Incentives to Breach
Empirical evidence and common sense tell us that most people are responsive to economic incentives as well as social and moral norms, and that these sets of incentives are often in tension. The tradeoffs between moral and financial preferences are particularly salient in much legal decision-making, especially in the private law context. This paper presents the methods and results of two new behavioral studies designed to elicit evidence for how people factor both monetary and non-monetary incentives in breach of contract. Participants in Study 1 played a Trust game modified to capture key features of a breach decision. Subjects were offered increasing payouts to break the deal they had made with an anonymous partner. 18.6% participants indicated willingness to break a deal for any amount of profit, and over a quarter (27.9%) were unwilling to breach even when offered $24, almost triple the initial payout, with the remaining subjects identifying a break-point somewhere in between.

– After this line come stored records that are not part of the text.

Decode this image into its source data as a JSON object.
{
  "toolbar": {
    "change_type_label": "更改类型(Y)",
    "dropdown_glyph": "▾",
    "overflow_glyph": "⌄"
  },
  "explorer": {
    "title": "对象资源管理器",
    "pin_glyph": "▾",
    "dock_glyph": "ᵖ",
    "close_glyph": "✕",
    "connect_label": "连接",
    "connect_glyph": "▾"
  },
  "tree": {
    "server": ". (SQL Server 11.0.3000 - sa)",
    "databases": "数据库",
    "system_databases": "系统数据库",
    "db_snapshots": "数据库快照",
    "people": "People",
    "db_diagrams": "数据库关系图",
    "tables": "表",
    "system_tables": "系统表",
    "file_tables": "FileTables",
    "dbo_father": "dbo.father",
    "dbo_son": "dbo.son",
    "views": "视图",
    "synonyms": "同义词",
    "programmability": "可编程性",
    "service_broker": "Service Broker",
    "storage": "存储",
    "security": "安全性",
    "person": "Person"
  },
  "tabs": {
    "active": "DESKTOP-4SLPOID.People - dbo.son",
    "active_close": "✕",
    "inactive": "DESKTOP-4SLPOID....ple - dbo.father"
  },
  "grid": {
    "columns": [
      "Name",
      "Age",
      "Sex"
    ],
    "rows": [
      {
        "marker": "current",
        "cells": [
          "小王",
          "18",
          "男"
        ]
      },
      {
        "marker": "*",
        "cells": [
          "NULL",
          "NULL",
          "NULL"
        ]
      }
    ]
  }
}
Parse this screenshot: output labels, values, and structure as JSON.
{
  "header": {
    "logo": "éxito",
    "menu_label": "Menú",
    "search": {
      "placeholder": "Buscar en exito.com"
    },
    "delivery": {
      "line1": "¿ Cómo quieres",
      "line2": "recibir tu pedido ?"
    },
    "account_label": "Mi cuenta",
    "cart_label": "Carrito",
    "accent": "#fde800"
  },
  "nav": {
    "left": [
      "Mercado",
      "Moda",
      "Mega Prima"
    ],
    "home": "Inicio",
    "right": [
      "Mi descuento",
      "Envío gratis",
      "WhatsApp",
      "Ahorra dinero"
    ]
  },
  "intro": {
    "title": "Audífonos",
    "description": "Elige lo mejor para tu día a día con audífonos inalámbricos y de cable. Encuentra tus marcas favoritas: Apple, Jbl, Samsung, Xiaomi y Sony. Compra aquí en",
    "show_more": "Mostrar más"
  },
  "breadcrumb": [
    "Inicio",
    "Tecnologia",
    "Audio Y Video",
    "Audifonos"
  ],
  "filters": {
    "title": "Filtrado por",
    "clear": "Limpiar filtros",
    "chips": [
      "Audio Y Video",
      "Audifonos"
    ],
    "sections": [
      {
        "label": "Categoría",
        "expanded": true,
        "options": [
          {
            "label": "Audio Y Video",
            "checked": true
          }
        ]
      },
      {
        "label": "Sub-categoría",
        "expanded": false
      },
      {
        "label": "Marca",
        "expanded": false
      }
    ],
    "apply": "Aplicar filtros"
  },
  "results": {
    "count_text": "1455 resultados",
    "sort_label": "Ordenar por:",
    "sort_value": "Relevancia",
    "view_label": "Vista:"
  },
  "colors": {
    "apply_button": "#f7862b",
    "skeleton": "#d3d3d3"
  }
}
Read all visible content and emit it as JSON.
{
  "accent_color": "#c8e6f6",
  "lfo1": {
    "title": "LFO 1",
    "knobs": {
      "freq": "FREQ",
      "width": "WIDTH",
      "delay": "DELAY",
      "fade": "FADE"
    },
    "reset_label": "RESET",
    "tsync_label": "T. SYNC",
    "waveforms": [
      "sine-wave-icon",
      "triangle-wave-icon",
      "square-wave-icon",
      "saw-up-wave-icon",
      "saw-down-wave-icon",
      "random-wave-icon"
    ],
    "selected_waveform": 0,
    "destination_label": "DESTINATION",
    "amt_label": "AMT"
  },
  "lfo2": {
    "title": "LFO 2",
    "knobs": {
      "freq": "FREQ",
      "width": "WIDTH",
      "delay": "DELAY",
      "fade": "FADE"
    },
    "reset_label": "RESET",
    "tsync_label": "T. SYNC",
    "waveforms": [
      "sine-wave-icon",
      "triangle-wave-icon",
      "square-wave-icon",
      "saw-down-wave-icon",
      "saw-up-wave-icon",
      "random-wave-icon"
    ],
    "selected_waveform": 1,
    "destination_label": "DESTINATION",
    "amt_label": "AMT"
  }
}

Study 2 used hypothetical scenarios asking subjects to take the perspectives of buyers or sellers and to indicate how much profit or savings an alternate deal would have to offer in order for the subject to breach the original contract, and found a similar curve. The paper concludes with a discussion of how these methods and preliminary findings may be deployed for more fine-grained inquiries into when individuals do and do not choose a financially attractive breach about which they have moral reservations.
Contracts, psychology, economics, moral and financial incentives & preferences, willingness to breach
American Law & Economics Review+H2649
Wilkinson-Ryan, Tess, "Incentives to Breach" (2015). Faculty Scholarship at Penn Law. 2712.